DAVID CAMERON has conceded that he faces a tougher fight to persuade Britons to vote to remain in the EU after he was overwhelmingly defeated in his bid to block an arch-federalist and long-time Brussels insider from becoming the next president of the European Commission.
The Prime Minister was left isolated in Europe as his fellow-leaders rejected his pleas and voted 26-2 to nominate former Luxembourg PM Jean-Claude Juncker for the EU’s top job, in a departure from the decades-old tradition that Commission chiefs are chosen by consensus among all member states.
Only Hungarian PM Viktor Orban joined Mr Cameron in voting against Mr Juncker.
Mr Cameron said his fellow leaders had made “a serious mistake”, but insisted that he did “the right thing” in taking an outspoken stand against the appointment – which must now be confirmed by the European Parliament in a vote on July 16.
Simon Walker, director general of the Institute of Directors, said: “Now that the Council has nominated Jean-Claude Juncker as Commission president, British eyes should fix their attention on shaping his policy priorities and building bridges to ensure a key economic portfolio is secured.
“While it is admirable – and refreshing – that a British Prime Minister should stand up for principle and the UK’s interests in Europe, reality and pragmatism must now dictate the Government’s approach to reform.”
John Longworth, director general of the British Chambers of Commerce, said: “The Prime Minister fought to secure the best possible outcome for Britain, and he was right to do so, but being right doesn’t always mean you win.
“The campaign for fundamental reform of the European Union is backed by British business, and it must not end here.

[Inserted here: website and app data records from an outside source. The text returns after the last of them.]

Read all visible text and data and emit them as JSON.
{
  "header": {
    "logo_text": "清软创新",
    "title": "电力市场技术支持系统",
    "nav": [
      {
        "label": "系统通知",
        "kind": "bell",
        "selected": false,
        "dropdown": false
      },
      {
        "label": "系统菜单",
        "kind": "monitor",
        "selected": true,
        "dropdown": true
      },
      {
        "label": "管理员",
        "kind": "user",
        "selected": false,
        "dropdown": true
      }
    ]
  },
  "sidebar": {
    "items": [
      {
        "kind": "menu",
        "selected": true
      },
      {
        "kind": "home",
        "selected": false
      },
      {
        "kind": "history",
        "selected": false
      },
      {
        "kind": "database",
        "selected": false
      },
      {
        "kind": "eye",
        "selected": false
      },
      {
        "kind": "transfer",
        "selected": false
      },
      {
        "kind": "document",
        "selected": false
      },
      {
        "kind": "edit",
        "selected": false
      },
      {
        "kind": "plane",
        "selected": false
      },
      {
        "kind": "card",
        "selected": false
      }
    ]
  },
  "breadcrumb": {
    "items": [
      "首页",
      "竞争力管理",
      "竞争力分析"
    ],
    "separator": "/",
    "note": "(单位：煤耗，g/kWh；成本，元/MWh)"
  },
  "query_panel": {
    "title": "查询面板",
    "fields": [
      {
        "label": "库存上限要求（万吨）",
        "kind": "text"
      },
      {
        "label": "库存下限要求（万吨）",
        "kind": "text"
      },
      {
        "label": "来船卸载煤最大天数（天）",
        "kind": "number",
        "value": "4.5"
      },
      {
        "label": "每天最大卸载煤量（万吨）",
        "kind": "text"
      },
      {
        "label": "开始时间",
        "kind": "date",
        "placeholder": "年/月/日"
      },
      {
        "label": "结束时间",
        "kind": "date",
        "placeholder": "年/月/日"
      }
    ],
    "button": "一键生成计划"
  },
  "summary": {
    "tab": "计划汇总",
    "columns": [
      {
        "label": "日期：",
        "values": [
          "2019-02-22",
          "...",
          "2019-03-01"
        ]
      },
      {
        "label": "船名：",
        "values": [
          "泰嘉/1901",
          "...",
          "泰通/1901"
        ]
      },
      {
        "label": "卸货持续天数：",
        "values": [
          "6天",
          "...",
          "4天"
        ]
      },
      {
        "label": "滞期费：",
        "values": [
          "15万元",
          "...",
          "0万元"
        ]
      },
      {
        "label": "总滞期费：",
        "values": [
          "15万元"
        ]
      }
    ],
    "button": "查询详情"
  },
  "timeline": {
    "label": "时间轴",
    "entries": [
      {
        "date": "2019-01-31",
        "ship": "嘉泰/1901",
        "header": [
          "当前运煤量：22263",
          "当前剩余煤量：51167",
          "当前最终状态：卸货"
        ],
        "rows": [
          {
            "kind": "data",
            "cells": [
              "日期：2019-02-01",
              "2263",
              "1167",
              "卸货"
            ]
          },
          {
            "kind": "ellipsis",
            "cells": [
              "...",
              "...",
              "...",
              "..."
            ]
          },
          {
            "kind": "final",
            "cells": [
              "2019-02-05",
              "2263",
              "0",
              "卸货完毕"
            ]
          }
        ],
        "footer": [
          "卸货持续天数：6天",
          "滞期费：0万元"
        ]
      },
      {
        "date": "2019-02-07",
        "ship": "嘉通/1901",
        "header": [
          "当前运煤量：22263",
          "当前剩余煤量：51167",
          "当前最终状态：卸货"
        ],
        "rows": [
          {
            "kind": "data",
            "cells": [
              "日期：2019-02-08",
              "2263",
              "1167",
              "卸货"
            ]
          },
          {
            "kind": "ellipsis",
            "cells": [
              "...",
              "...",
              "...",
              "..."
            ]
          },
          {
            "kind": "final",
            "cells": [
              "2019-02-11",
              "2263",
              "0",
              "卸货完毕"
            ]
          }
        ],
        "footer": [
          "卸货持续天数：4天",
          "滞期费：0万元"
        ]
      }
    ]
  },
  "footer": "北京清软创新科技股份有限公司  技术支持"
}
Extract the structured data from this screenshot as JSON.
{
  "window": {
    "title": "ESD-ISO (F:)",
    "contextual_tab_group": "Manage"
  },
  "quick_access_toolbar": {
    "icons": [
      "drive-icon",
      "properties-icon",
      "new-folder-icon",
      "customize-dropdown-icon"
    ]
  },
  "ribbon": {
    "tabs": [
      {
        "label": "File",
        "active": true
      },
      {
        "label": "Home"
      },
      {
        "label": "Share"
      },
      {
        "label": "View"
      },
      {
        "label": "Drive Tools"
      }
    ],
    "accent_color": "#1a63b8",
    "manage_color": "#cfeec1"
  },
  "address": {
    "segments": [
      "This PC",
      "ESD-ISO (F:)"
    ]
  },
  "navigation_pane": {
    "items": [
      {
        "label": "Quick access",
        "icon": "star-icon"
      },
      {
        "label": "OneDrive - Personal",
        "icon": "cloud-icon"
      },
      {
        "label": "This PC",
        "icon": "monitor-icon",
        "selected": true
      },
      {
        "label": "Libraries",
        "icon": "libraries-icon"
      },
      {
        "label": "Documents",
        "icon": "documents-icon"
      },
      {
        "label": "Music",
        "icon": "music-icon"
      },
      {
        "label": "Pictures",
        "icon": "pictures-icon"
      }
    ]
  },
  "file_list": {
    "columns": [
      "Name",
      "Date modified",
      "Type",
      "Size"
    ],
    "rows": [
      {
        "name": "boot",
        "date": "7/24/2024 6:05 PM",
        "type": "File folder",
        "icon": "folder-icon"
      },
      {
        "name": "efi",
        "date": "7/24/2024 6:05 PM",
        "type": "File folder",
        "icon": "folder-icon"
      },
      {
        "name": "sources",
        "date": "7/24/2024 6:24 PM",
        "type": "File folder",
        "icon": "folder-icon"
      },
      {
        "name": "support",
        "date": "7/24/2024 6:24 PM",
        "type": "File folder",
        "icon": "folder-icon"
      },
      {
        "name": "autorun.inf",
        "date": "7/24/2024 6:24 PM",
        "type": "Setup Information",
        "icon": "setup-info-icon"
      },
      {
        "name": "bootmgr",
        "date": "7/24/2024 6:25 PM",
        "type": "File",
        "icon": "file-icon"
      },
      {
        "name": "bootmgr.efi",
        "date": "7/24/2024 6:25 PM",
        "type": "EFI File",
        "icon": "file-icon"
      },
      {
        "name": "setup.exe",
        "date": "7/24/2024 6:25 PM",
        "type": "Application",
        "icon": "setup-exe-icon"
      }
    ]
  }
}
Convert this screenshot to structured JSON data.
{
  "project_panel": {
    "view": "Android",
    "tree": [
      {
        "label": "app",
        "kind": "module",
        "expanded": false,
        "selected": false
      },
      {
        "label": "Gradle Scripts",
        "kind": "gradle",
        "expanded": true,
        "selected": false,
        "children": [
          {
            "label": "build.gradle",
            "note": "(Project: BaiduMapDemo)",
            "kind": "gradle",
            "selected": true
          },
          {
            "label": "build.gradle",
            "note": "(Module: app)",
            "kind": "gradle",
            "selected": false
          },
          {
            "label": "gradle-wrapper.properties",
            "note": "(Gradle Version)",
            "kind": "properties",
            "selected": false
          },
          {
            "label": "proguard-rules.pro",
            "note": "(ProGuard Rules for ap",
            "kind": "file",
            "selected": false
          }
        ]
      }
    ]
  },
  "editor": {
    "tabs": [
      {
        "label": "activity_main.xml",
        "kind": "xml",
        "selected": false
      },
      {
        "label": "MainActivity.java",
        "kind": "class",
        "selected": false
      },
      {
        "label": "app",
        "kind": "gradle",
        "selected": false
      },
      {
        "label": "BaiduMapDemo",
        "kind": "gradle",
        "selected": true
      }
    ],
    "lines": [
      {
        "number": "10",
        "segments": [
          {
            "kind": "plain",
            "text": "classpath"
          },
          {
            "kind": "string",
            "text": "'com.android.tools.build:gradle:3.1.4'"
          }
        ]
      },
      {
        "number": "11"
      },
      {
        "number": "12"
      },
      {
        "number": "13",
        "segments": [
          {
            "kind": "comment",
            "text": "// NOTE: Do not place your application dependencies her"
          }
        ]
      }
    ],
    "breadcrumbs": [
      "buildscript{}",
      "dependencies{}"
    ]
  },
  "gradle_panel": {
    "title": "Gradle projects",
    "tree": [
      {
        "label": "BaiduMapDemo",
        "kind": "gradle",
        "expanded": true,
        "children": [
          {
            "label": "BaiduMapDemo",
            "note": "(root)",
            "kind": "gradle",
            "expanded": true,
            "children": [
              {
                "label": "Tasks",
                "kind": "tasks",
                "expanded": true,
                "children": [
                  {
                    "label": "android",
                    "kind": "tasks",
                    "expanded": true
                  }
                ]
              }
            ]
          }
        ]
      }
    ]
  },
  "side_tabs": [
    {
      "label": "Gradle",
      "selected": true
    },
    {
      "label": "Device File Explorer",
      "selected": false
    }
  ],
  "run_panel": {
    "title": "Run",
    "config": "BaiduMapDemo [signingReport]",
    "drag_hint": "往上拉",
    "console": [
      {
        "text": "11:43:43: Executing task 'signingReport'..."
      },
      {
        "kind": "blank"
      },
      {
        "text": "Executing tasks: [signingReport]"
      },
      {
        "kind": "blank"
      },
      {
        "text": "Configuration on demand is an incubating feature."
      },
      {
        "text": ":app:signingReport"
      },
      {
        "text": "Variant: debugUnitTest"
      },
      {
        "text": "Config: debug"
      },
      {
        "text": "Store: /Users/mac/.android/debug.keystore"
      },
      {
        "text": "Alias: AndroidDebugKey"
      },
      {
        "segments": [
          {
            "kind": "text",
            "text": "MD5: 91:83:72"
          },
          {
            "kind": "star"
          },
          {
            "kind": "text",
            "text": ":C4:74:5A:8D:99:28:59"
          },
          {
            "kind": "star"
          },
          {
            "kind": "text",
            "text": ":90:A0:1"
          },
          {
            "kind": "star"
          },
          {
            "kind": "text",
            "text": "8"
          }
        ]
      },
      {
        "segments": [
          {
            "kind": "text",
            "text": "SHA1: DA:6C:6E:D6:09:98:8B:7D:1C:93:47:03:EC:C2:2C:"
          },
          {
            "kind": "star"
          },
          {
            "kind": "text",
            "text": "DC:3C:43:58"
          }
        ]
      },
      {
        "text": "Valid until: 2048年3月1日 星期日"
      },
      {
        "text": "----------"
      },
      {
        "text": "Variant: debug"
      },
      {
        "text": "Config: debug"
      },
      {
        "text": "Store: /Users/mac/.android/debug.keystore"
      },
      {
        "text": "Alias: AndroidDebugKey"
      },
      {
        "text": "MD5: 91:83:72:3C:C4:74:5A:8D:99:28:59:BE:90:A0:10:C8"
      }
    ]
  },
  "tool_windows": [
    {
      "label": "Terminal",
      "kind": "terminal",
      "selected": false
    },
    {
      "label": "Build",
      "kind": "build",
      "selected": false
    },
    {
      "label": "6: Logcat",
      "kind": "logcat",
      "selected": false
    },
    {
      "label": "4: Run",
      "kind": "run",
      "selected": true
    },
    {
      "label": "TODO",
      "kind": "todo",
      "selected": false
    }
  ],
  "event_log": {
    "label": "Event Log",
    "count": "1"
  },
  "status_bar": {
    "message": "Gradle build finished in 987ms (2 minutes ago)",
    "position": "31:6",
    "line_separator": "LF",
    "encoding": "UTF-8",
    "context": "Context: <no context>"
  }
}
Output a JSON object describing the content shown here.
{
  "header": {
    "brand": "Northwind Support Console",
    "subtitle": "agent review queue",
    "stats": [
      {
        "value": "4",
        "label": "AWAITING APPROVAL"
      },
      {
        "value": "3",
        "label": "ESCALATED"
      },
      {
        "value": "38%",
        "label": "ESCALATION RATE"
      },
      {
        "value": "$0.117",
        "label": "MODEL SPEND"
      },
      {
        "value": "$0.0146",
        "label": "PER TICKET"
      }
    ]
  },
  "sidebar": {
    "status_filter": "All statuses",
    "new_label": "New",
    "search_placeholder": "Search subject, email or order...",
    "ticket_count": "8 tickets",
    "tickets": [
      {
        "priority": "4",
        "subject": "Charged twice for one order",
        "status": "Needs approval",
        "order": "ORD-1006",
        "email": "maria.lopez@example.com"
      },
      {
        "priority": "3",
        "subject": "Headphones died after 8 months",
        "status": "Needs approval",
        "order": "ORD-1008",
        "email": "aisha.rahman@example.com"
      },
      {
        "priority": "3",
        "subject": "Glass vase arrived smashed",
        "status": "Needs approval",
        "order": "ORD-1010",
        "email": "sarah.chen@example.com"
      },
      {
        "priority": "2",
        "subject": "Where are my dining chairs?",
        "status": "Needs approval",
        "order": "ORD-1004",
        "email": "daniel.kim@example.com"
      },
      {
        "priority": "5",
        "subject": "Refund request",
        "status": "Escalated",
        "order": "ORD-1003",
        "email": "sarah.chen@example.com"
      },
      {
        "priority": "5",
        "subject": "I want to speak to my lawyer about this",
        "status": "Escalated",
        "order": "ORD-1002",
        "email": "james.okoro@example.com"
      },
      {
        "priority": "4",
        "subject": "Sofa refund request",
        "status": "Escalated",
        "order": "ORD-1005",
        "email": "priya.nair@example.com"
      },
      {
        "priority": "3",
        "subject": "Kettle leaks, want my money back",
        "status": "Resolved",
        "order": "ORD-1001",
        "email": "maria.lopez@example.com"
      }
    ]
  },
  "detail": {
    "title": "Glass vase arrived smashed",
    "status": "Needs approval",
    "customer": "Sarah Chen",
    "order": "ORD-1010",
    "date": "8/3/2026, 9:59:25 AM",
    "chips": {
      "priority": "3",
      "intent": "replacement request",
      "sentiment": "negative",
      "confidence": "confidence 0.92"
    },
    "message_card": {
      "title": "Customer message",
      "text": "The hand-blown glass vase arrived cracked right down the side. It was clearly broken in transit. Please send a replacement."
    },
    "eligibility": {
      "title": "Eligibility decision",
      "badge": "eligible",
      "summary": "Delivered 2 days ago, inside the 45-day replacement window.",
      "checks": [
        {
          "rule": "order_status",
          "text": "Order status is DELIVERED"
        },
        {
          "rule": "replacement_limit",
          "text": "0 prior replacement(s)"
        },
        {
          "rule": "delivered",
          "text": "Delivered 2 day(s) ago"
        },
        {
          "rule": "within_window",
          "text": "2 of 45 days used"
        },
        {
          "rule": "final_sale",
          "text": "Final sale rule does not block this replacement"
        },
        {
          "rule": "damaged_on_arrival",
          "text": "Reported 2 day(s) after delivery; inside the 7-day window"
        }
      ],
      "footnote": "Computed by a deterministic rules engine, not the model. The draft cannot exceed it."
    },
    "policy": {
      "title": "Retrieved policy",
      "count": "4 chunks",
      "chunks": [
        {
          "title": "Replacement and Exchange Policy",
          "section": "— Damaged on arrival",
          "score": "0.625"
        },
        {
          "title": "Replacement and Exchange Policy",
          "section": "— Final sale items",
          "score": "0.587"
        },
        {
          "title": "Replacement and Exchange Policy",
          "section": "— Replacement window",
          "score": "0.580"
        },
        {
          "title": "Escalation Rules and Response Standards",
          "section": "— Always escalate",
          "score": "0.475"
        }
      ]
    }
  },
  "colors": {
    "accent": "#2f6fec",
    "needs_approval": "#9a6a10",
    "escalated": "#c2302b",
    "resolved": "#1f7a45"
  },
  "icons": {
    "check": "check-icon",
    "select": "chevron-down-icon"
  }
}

“The Prime Minister’s top priority must now be to secure safeguards for Britain in the face of renewed Eurozone integration.”
Cameron defied: Page 19.